Friendo: “Honest question about this Shampoo one-sheet, which presumably appeared on billboards and at bus stops, not to mention in newspapers and magazines:

“Is it in fact depicting what I think it’s depicting or at the very least suggesting, judging by the towel-draped woman in a kneeling, bent-over position?”

HE reply #1: If I answer your question I’ll be slagged by the HE scolding brigade so maybe I should sidestep this.

HE reply #2: The frankest and fullest answer I can think of is that the ‘70s were the greatest era for hetero nookie in U.S. history and were arguably the most breathtaking era in this regard since the heyday of ancient Rome, but you can’t even talk about it today without sounding like a pig dinosaur.

HE reply #3: There are two suggestive moments in Shampoo in which Warren Beatty’s George Roundy is blow-drying an attractive woman’s freshly-cut hair (at first a foxy 20something client in the Beverly Hills hair salon and later Julie Christie’s Jackie in her bathroom). Both times the women’s heads are not only facing but mere inches away from Beatty’s Sticky Fingers album cover.

Friendo reply: “Yeah, I know, but get a load of that one-sheet. Aren’t you surprised an ad like that would be appearing in newspapers — FAMILY newspapers — in 1975?”

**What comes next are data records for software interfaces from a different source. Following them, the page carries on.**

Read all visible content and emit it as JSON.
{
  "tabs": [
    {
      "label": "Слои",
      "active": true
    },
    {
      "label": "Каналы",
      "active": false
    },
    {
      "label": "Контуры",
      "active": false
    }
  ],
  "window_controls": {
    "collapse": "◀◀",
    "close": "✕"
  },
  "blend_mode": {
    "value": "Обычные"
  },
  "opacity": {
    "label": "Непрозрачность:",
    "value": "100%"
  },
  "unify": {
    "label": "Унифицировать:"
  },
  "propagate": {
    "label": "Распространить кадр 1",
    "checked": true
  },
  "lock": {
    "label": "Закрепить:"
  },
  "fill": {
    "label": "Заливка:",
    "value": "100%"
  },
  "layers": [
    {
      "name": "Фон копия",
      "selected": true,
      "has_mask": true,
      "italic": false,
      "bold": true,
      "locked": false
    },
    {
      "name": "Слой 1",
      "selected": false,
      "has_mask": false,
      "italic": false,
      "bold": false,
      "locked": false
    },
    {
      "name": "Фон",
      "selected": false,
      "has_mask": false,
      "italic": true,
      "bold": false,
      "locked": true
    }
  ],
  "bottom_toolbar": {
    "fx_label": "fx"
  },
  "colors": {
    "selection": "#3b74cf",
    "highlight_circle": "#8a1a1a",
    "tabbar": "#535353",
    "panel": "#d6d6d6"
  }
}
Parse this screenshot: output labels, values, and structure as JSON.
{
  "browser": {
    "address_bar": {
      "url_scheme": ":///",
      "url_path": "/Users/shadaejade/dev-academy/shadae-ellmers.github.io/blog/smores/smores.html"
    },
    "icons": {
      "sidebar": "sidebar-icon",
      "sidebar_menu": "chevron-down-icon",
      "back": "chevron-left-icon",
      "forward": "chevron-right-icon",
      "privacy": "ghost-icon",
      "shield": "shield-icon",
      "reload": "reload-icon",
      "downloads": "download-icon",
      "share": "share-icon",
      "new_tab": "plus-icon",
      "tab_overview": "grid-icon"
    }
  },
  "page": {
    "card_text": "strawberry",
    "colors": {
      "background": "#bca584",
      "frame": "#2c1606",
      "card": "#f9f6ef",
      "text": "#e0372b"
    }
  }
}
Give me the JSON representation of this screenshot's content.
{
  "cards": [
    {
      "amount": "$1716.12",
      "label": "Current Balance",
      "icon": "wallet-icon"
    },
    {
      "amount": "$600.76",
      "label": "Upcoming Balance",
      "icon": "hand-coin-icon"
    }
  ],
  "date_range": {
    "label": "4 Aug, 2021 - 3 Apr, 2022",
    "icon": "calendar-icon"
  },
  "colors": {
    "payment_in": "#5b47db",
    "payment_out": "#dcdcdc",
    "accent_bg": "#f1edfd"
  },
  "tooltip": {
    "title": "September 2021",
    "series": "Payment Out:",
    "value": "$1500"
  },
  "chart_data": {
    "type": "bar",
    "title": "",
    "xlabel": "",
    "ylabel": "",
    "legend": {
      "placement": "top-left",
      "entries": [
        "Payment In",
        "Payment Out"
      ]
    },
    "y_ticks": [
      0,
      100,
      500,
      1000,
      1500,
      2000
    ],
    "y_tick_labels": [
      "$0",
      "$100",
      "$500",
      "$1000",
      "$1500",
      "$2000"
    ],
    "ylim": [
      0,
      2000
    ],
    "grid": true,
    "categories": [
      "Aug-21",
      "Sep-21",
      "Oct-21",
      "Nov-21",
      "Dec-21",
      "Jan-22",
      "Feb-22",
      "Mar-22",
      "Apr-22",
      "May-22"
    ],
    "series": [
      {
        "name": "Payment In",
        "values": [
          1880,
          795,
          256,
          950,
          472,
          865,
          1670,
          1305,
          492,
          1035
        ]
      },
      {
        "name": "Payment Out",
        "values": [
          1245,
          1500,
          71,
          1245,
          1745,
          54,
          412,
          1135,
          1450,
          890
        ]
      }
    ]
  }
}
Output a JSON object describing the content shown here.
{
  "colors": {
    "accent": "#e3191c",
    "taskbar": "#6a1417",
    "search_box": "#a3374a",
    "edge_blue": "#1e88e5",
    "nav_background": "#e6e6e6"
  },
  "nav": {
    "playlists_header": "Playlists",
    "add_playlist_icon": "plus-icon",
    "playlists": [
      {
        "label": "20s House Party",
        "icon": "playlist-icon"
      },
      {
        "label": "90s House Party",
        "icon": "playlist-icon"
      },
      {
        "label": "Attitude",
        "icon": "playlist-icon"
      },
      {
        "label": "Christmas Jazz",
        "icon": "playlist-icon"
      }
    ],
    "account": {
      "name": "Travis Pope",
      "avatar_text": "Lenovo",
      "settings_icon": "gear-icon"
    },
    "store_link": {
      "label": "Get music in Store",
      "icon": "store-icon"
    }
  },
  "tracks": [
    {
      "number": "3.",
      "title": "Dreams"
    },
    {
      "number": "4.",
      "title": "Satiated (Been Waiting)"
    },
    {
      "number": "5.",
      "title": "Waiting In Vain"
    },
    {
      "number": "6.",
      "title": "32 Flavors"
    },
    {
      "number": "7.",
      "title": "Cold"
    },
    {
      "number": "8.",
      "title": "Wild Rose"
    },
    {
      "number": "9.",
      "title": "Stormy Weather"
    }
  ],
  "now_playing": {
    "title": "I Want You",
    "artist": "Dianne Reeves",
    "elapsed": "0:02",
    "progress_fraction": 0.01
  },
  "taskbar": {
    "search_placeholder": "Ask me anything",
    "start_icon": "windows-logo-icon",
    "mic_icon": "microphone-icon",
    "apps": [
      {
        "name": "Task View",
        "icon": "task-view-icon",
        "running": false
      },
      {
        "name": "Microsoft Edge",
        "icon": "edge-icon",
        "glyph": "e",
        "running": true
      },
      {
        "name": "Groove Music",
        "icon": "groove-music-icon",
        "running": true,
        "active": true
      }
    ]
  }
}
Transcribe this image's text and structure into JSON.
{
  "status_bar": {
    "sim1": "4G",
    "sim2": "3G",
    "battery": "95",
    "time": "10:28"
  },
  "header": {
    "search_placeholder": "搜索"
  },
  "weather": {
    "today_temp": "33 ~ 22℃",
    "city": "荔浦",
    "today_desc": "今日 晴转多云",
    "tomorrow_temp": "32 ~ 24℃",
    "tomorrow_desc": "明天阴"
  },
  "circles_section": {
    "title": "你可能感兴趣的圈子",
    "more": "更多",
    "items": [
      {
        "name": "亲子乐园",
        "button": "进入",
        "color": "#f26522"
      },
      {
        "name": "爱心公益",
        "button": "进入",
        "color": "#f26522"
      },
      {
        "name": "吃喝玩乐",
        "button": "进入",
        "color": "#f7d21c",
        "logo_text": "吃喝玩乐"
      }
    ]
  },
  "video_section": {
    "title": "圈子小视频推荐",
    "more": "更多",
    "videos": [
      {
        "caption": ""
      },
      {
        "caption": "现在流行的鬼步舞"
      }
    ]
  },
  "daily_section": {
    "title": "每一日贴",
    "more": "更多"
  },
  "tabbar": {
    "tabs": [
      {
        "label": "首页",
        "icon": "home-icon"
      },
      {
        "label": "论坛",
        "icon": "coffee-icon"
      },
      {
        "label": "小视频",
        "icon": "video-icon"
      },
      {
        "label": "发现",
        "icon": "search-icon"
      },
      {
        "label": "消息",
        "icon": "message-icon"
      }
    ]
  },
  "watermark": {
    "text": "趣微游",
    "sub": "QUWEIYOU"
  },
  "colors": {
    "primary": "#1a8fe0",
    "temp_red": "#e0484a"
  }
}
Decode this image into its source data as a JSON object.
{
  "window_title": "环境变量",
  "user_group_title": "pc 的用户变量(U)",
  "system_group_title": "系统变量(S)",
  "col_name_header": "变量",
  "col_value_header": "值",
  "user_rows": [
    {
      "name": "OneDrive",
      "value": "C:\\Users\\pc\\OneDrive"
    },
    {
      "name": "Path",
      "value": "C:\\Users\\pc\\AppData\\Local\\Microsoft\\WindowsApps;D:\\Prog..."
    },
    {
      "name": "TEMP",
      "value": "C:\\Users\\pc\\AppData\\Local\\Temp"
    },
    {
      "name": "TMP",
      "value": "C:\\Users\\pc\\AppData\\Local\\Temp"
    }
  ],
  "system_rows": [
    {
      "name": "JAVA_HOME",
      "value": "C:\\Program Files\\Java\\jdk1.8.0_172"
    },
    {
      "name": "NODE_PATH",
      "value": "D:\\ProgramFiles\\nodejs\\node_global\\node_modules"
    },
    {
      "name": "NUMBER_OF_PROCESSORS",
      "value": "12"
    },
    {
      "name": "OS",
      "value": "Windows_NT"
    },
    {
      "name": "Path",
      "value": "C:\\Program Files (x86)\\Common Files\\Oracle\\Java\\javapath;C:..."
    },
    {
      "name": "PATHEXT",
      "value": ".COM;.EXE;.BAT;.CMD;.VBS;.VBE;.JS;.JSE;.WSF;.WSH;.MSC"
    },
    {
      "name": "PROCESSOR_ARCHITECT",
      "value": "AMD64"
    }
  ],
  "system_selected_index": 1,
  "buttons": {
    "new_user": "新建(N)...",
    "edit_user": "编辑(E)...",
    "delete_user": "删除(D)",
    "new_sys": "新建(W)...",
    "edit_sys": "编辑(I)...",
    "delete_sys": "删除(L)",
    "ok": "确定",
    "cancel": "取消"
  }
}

HE response: Those were the’70s, dude! You had to be there. There’s certainly no explaining the social atmosphere of those days to effing Millennials and Zoomers.